It all came rushing in then. Emily. And Nate. And the years with Sharlene. The hard years. The good years. Why Jim had seemed so distant. The shock of Jim’s words, as I stood there, still naked, still with my back to my husband, my ass burning with shame, brought it all rushing in. So many feelings I had been trying not to feel. It seemed suddenly that the way I had been trying to explain things to myself—the way I had pretended the coolness in my marriage was just a bad patch; the way I had kept rejecting the signs that something was wrong with Nate, that Nate had changed, that I was afraid for Nate (afraid of Nate?); the way that getting older bothered me, though I was trying not to care, trying not to notice that nobody noticed me, trying not to be anything like Sharlene— it seemed suddenly that all of that, all of those emotions and all of that pretending, just came rushing toward me, a torpedo of shame and failure and fear. Jim was in love with Darcy. My son had come back from Iraq a different man. My crazy mother had been right. And my whole life, how hard I had tried, had come to this. I could not bear for Jim to see what I was feeling.
How could I possibly turn around?
I AM NINE YEARS OLD , and inspecting the bathtub before getting in. I ignore the brown gunk caked around the spigot, and the yellow tear-shaped stain spreading out from the drain; I can’t do much about those. No, I am looking for anything that moves, and the seriousness with which I undertake this task masks the sound of my mother entering, a good hour before I expect her home from work.
“Yep. You sure have got the Briggs-girl ass. That’ll come in handy some day.”
She laughs, like she has said something funny. I am frustrated that my mother has walked in the bathroom without knocking, and I don’t want to think about what she has just said. I step in the bathtub quick, bugs or not, and pull the plastic shower curtain closed.
“Should you be taking a bath? What if Rodney walked away?”
“He won’t,” I say, miffed that she is criticizing my babysitting skills. “He’s watching Gilligan’s Island.”
“Okay,” she says, and I hear her move out of the bathroom and toward the kitchen. She is going to make a peanut-butter- and-banana sandwich. Sharlene is twenty-seven years old, and she loves peanut-butter-and-banana sandwiches.
“I’M SORRY, AVIS. I NEVER wanted to hurt you.”
I was still standing naked at the drawer, my back to Jim, the red satin fabric in my hand. I didn’t know what to say to that.
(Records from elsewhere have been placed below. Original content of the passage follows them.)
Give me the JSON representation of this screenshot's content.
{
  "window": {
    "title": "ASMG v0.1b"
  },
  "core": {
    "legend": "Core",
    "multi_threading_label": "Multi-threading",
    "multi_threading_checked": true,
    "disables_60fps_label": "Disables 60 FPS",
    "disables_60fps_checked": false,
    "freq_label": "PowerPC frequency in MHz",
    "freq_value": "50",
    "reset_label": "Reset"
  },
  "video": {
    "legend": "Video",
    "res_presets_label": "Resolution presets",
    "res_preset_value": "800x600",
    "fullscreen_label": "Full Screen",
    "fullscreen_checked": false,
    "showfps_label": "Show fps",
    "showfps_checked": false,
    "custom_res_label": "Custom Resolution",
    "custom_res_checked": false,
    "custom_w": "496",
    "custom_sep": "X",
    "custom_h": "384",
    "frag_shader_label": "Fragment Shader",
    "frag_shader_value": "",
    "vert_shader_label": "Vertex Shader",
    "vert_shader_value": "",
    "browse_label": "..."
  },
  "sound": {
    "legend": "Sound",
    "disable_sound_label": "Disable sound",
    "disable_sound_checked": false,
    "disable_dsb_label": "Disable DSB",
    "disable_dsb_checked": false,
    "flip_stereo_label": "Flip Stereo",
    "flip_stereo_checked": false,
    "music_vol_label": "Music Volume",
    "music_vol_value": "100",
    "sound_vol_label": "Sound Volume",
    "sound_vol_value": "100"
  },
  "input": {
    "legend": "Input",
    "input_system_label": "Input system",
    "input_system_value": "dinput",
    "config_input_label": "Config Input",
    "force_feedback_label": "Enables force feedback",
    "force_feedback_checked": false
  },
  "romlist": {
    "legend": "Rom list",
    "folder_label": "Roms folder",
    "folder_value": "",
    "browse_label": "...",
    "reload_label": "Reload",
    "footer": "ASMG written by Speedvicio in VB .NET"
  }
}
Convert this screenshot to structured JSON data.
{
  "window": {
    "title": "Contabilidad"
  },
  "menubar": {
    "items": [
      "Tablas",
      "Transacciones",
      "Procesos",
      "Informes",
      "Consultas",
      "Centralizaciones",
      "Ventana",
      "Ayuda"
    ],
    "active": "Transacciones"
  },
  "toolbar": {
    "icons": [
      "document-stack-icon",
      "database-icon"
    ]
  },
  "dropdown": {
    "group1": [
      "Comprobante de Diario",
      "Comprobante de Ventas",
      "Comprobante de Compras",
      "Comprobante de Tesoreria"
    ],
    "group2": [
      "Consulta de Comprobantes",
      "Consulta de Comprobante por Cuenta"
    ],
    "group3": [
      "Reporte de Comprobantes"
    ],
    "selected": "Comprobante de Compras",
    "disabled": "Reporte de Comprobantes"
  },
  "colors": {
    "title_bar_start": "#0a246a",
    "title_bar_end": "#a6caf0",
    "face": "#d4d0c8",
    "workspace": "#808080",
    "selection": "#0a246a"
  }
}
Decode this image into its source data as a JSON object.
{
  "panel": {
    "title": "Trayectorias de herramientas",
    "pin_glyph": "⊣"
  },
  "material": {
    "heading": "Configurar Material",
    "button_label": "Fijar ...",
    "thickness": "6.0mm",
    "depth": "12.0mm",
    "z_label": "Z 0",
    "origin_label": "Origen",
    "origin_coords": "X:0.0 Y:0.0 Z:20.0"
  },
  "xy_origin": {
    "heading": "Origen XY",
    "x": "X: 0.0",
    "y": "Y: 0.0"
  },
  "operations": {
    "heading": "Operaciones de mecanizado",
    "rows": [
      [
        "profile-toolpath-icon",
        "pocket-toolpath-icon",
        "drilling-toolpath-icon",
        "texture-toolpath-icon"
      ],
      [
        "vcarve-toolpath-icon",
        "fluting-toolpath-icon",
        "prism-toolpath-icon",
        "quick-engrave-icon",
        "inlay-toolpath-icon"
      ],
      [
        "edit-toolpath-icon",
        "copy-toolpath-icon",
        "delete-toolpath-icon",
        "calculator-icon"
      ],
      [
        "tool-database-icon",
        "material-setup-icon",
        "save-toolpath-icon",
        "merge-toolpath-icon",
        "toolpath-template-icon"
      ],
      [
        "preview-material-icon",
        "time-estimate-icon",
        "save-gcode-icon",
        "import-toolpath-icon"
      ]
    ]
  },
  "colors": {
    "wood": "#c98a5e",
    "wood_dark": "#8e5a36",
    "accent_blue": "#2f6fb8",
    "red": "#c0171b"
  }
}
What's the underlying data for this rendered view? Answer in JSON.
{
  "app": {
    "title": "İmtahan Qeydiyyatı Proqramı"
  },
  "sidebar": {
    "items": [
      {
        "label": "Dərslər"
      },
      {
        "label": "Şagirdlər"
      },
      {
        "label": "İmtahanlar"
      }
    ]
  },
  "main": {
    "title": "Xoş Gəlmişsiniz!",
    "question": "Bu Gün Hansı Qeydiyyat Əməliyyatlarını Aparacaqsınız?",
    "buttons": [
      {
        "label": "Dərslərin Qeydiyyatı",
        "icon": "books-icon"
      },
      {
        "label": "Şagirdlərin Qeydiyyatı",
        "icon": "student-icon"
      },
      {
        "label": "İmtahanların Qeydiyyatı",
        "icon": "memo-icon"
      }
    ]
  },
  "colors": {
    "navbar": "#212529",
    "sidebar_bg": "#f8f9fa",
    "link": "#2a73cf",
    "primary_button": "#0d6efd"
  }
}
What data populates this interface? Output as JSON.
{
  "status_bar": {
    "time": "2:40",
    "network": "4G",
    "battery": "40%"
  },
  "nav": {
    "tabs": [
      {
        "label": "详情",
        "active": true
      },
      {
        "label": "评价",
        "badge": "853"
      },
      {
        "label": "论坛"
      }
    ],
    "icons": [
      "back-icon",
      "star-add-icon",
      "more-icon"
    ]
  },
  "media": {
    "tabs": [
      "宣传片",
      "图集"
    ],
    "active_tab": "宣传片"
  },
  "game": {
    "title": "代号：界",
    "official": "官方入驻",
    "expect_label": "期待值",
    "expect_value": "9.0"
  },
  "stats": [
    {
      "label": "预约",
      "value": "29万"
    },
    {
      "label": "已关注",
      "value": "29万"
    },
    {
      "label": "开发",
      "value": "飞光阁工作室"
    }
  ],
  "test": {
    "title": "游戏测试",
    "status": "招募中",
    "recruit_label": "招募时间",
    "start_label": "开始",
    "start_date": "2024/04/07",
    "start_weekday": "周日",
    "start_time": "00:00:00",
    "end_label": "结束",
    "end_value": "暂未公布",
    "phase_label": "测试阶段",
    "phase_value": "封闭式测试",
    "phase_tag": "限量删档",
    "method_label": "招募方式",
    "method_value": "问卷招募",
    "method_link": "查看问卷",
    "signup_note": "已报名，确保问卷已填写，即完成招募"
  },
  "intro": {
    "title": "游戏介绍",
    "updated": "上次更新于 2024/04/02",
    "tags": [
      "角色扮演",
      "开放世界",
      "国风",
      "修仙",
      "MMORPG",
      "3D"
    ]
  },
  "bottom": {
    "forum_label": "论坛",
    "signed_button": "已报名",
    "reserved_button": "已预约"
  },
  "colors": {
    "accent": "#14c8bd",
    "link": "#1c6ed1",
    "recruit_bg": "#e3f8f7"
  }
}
I couldn’t seem to think straight, I couldn’t seem to keep my mind on what was happening right that moment. Did Jim just say he was in love with Darcy? Why had I opened this drawer?
And still I was racing toward Jim’s apology, grateful for it, hopeful. One of the first things I ever knew about Jim was that he was willing to apologize.